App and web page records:
▼▼▼
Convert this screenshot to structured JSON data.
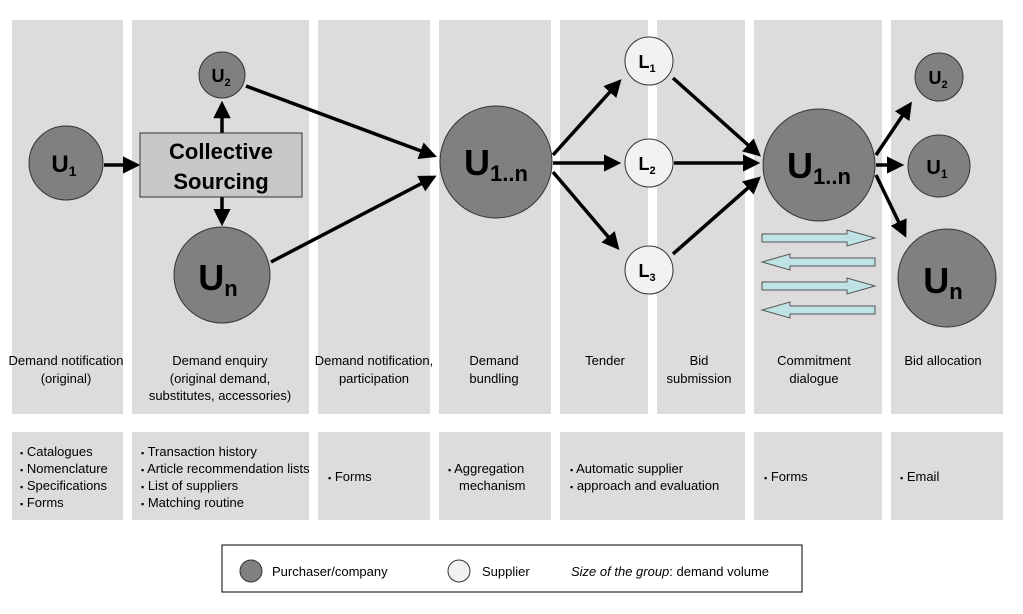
{
  "phases": [
    {
      "label1": "Demand notification",
      "label2": "(original)"
    },
    {
      "label1": "Demand enquiry",
      "label2": "(original demand,",
      "label3": "substitutes, accessories)"
    },
    {
      "label1": "Demand notification,",
      "label2": "participation"
    },
    {
      "label1": "Demand",
      "label2": "bundling"
    },
    {
      "label1": "Tender"
    },
    {
      "label1": "Bid",
      "label2": "submission"
    },
    {
      "label1": "Commitment",
      "label2": "dialogue"
    },
    {
      "label1": "Bid allocation"
    }
  ],
  "tools": [
    [
      "Catalogues",
      "Nomenclature",
      "Specifications",
      "Forms"
    ],
    [
      "Transaction history",
      "Article recommendation lists",
      "List of suppliers",
      "Matching routine"
    ],
    [
      "Forms"
    ],
    [
      "Aggregation",
      "mechanism"
    ],
    [
      "Automatic supplier",
      "approach and evaluation"
    ],
    [
      "Forms"
    ],
    [
      "Email"
    ]
  ],
  "bullet": "▪",
  "nodes": {
    "u1_left": {
      "main": "U",
      "sub": "1"
    },
    "u2_top": {
      "main": "U",
      "sub": "2"
    },
    "un_bottom": {
      "main": "U",
      "sub": "n"
    },
    "collective": {
      "line1": "Collective",
      "line2": "Sourcing"
    },
    "u1n_mid": {
      "main": "U",
      "sub": "1..n"
    },
    "l1": {
      "main": "L",
      "sub": "1"
    },
    "l2": {
      "main": "L",
      "sub": "2"
    },
    "l3": {
      "main": "L",
      "sub": "3"
    },
    "u1n_right": {
      "main": "U",
      "sub": "1..n"
    },
    "u2_right": {
      "main": "U",
      "sub": "2"
    },
    "u1_right": {
      "main": "U",
      "sub": "1"
    },
    "un_right": {
      "main": "U",
      "sub": "n"
    }
  },
  "legend": {
    "purchaser": "Purchaser/company",
    "supplier": "Supplier",
    "size_italic": "Size of the group",
    "size_rest": ": demand volume"
  },
  "colors": {
    "purchaser": "#808080",
    "supplier": "#f2f2f2",
    "phase_bg": "#dcdcdc",
    "dialogue_arrows": "#bfe3e5"
  }
}
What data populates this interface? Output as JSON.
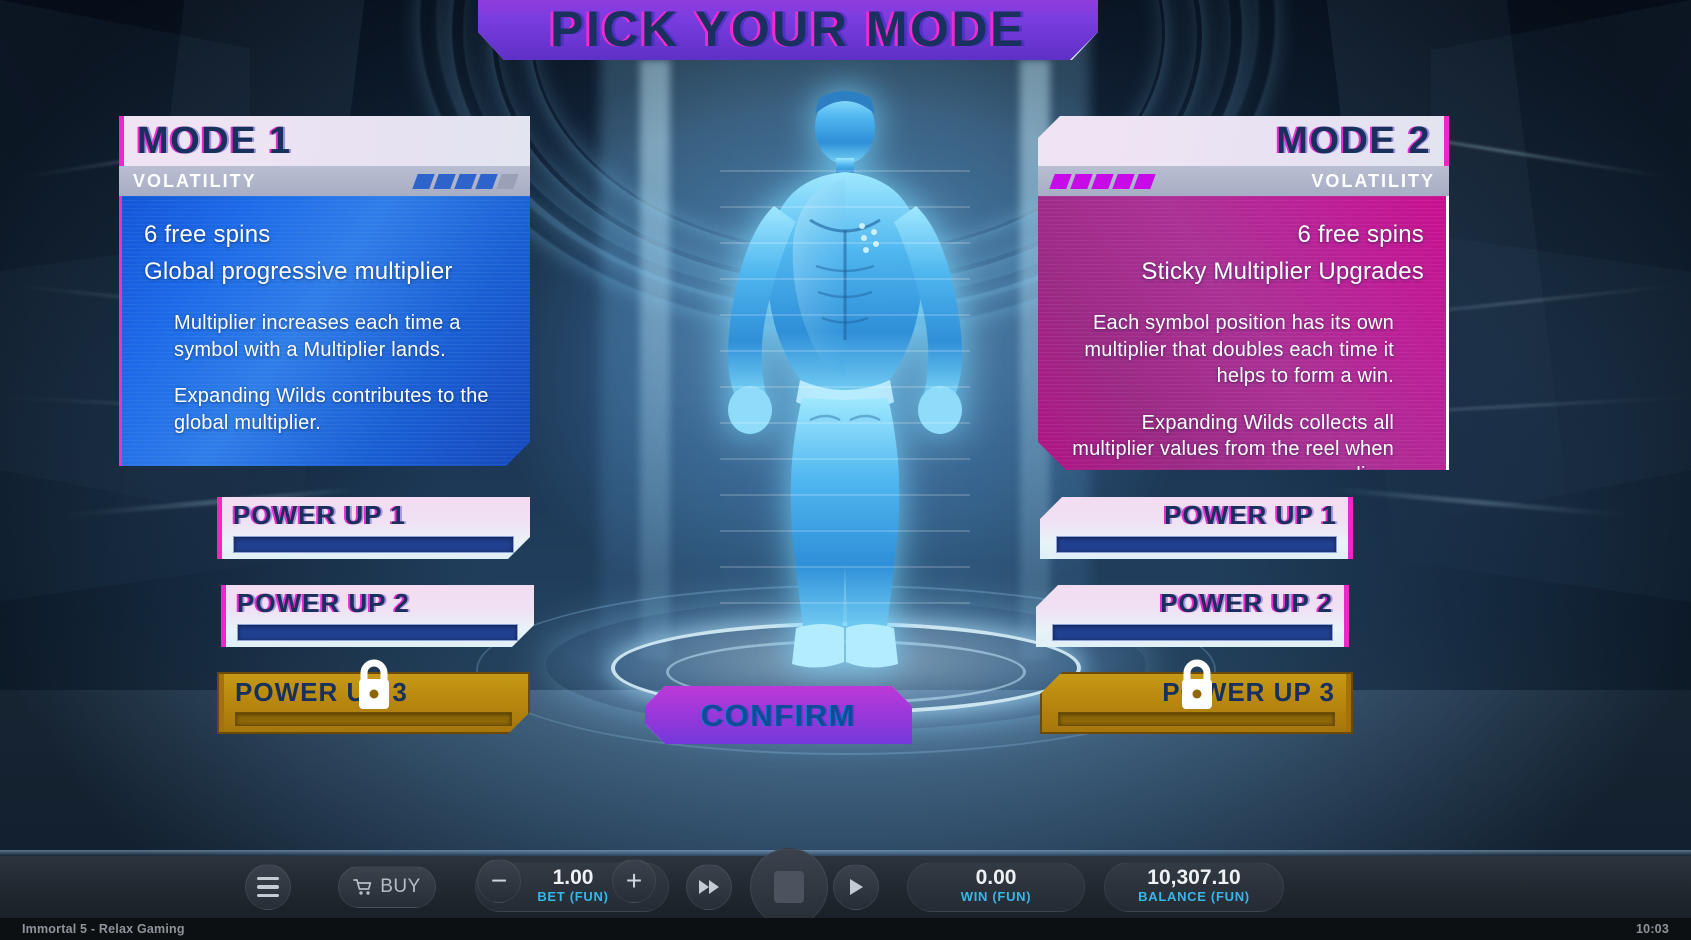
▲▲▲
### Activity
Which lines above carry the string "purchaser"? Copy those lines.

### Answer section
    "purchaser": "Purchaser/company",
    "purchaser": "#808080",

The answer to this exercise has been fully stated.